These are good sports rules.

Twenty sports fans rules. Especially #20:

20. If you hail from New York, you can’t root for the Yankees and the Mets. You have to choose between them. Repeat: You have to choose between them. Don’t give me this “As long as one of them is doing well, at least New York is winning” spiels. What is this, the sports fan’s version of bisexuality? How about making a choice? Any New Yorker who said the words “It’s the Yankees versus the Mets … I can’t lose!” during the 2000 World Series deserves to be tortured with a cattle prod.

For the record?  Mets.  That was my father’s team… and that’s pretty much that, damn your eyes.

Our Neural Chernobyl, Revisited.

I was reminded of this story (found in Bruce Sterling’s short story collection Globalhead) while reading this article (via Glenn Reynolds) on DIY genengineering.  The author assumes increased ease of home genetics lab work, considers malicious intent, and concludes:

Big species are not the problem. Sure, in popular science fiction movies T.Rex or a Raptor rips apart a bunch of people. But big species make big targets for rifles and fishing harpoons. Plus, lots of guys would love to hunt down the genetically engineered dino that is terrorizing suburbs. It is the littler ones that are too numerous to easily control that pose the bigger threat.
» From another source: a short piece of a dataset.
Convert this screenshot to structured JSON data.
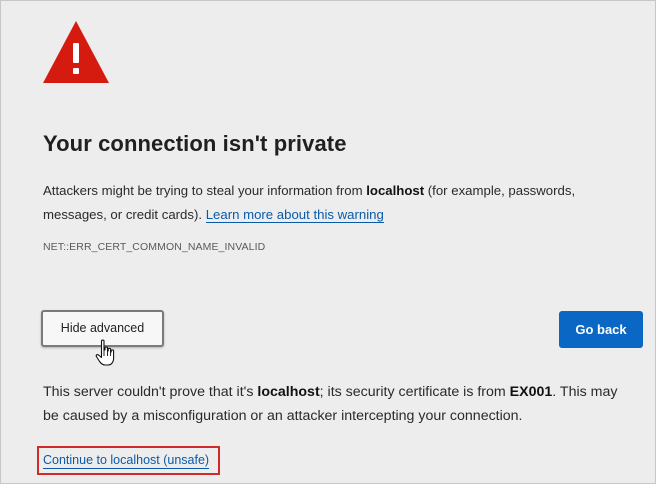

Genetically engineered species could really upend whole ecosystems by being very effective at outcompeting other species.

Scientists have discovered some of the genetic variations that make influenza strains more lethal and will in time identify genetic variations that make other pathogens more or less dangerous. Therefore another future threat comes in the form of a genetically engineered massive killer pandemic for humans. The same sort of threat exists for other species. Imagine a flu that would kill most sheep or cows or pigs. Or imagine some genetically engineered pathogen that would wipe out assorted wild species. This will probably become technically doable.

Probably, but it’s not what I worry about. Continue reading Our Neural Chernobyl, Revisited.